What is expected
Show all lines from the material that carry the word "icon".
++++++++++++++++++++
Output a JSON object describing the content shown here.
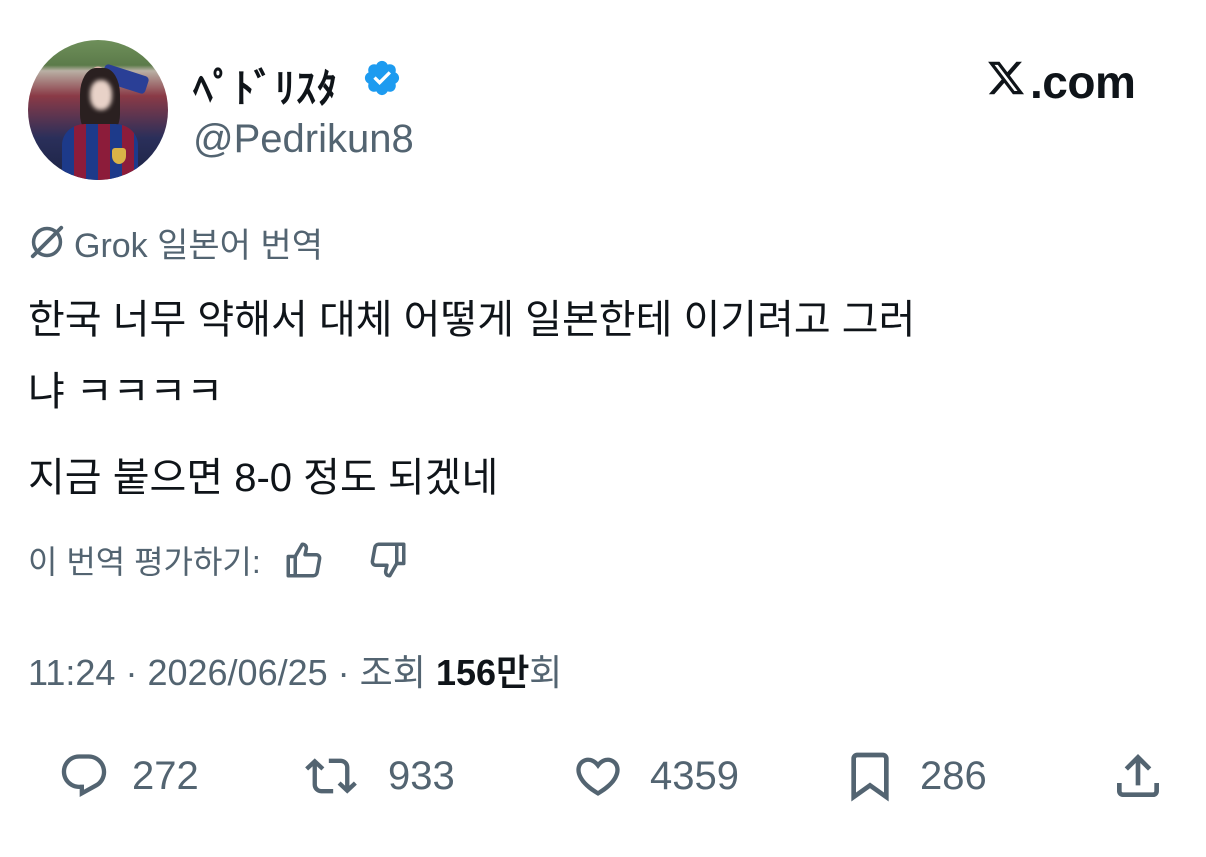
{
  "author": {
    "display_name": "ﾍﾟﾄﾞﾘｽﾀ",
    "handle": "@Pedrikun8",
    "verified": true
  },
  "site": {
    "label": ".com",
    "logo_icon": "x-logo-icon"
  },
  "translation": {
    "label": "Grok 일본어 번역",
    "icon": "grok-icon"
  },
  "tweet": {
    "line1": "한국 너무 약해서 대체 어떻게 일본한테 이기려고 그러",
    "line2": "냐 ㅋㅋㅋㅋ",
    "line3": "지금 붙으면 8-0 정도 되겠네"
  },
  "rating": {
    "label": "이 번역 평가하기:",
    "thumbs_up_icon": "thumbs-up-icon",
    "thumbs_down_icon": "thumbs-down-icon"
  },
  "meta": {
    "time": "11:24",
    "date": "2026/06/25",
    "views_label": "조회",
    "views_count": "156만",
    "views_suffix": "회",
    "separator": "·"
  },
  "actions": {
    "replies": "272",
    "reposts": "933",
    "likes": "4359",
    "bookmarks": "286"
  },
  "colors": {
    "text": "#0f1419",
    "secondary": "#536471",
    "verified": "#1d9bf0"
  }
}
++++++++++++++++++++
Expected output
    "logo_icon": "x-logo-icon"
    "icon": "grok-icon"
    "thumbs_up_icon": "thumbs-up-icon",
    "thumbs_down_icon": "thumbs-down-icon"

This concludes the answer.